Stored entries:
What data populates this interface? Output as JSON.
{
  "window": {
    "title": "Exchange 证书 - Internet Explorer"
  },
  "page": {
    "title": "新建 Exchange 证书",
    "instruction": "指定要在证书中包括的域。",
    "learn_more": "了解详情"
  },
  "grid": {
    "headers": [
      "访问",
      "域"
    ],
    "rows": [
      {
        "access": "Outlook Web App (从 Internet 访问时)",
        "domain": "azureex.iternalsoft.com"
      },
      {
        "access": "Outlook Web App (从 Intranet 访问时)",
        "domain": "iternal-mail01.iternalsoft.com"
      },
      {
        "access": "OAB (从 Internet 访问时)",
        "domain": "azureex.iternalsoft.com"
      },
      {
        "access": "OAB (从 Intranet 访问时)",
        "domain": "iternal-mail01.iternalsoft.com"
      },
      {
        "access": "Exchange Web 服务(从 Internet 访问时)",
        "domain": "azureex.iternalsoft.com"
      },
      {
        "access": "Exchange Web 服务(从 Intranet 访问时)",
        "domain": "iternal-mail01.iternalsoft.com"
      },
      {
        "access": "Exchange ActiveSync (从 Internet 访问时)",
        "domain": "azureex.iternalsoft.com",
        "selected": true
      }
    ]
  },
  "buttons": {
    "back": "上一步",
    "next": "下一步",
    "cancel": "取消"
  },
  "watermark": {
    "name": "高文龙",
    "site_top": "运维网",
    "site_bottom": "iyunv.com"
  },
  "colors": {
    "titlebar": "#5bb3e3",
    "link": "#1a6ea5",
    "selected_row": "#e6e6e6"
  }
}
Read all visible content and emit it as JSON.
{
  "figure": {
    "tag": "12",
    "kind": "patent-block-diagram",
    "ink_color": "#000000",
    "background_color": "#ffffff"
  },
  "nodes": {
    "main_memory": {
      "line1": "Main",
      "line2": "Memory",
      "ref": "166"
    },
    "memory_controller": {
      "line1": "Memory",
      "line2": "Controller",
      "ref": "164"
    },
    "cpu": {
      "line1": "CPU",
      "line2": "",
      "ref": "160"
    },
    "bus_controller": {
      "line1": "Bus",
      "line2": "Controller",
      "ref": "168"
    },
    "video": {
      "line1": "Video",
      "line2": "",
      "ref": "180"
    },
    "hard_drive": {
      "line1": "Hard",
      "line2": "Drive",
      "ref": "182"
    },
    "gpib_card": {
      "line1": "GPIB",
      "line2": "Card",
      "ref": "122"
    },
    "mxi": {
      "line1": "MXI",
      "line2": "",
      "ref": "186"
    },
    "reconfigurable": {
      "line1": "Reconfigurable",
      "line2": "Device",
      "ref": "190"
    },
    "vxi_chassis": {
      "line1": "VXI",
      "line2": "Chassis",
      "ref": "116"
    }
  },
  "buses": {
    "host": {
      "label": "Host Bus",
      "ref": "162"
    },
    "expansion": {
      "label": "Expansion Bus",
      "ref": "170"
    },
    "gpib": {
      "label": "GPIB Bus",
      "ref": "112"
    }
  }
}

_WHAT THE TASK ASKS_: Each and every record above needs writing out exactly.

_TASK ANSWER_:
What data populates this interface? Output as JSON.
{
  "window": {
    "title": "Exchange 证书 - Internet Explorer"
  },
  "page": {
    "title": "新建 Exchange 证书",
    "instruction": "指定要在证书中包括的域。",
    "learn_more": "了解详情"
  },
  "grid": {
    "headers": [
      "访问",
      "域"
    ],
    "rows": [
      {
        "access": "Outlook Web App (从 Internet 访问时)",
        "domain": "azureex.iternalsoft.com"
      },
      {
        "access": "Outlook Web App (从 Intranet 访问时)",
        "domain": "iternal-mail01.iternalsoft.com"
      },
      {
        "access": "OAB (从 Internet 访问时)",
        "domain": "azureex.iternalsoft.com"
      },
      {
        "access": "OAB (从 Intranet 访问时)",
        "domain": "iternal-mail01.iternalsoft.com"
      },
      {
        "access": "Exchange Web 服务(从 Internet 访问时)",
        "domain": "azureex.iternalsoft.com"
      },
      {
        "access": "Exchange Web 服务(从 Intranet 访问时)",
        "domain": "iternal-mail01.iternalsoft.com"
      },
      {
        "access": "Exchange ActiveSync (从 Internet 访问时)",
        "domain": "azureex.iternalsoft.com",
        "selected": true
      }
    ]
  },
  "buttons": {
    "back": "上一步",
    "next": "下一步",
    "cancel": "取消"
  },
  "watermark": {
    "name": "高文龙",
    "site_top": "运维网",
    "site_bottom": "iyunv.com"
  },
  "colors": {
    "titlebar": "#5bb3e3",
    "link": "#1a6ea5",
    "selected_row": "#e6e6e6"
  }
}
Read all visible content and emit it as JSON.
{
  "figure": {
    "tag": "12",
    "kind": "patent-block-diagram",
    "ink_color": "#000000",
    "background_color": "#ffffff"
  },
  "nodes": {
    "main_memory": {
      "line1": "Main",
      "line2": "Memory",
      "ref": "166"
    },
    "memory_controller": {
      "line1": "Memory",
      "line2": "Controller",
      "ref": "164"
    },
    "cpu": {
      "line1": "CPU",
      "line2": "",
      "ref": "160"
    },
    "bus_controller": {
      "line1": "Bus",
      "line2": "Controller",
      "ref": "168"
    },
    "video": {
      "line1": "Video",
      "line2": "",
      "ref": "180"
    },
    "hard_drive": {
      "line1": "Hard",
      "line2": "Drive",
      "ref": "182"
    },
    "gpib_card": {
      "line1": "GPIB",
      "line2": "Card",
      "ref": "122"
    },
    "mxi": {
      "line1": "MXI",
      "line2": "",
      "ref": "186"
    },
    "reconfigurable": {
      "line1": "Reconfigurable",
      "line2": "Device",
      "ref": "190"
    },
    "vxi_chassis": {
      "line1": "VXI",
      "line2": "Chassis",
      "ref": "116"
    }
  },
  "buses": {
    "host": {
      "label": "Host Bus",
      "ref": "162"
    },
    "expansion": {
      "label": "Expansion Bus",
      "ref": "170"
    },
    "gpib": {
      "label": "GPIB Bus",
      "ref": "112"
    }
  }
}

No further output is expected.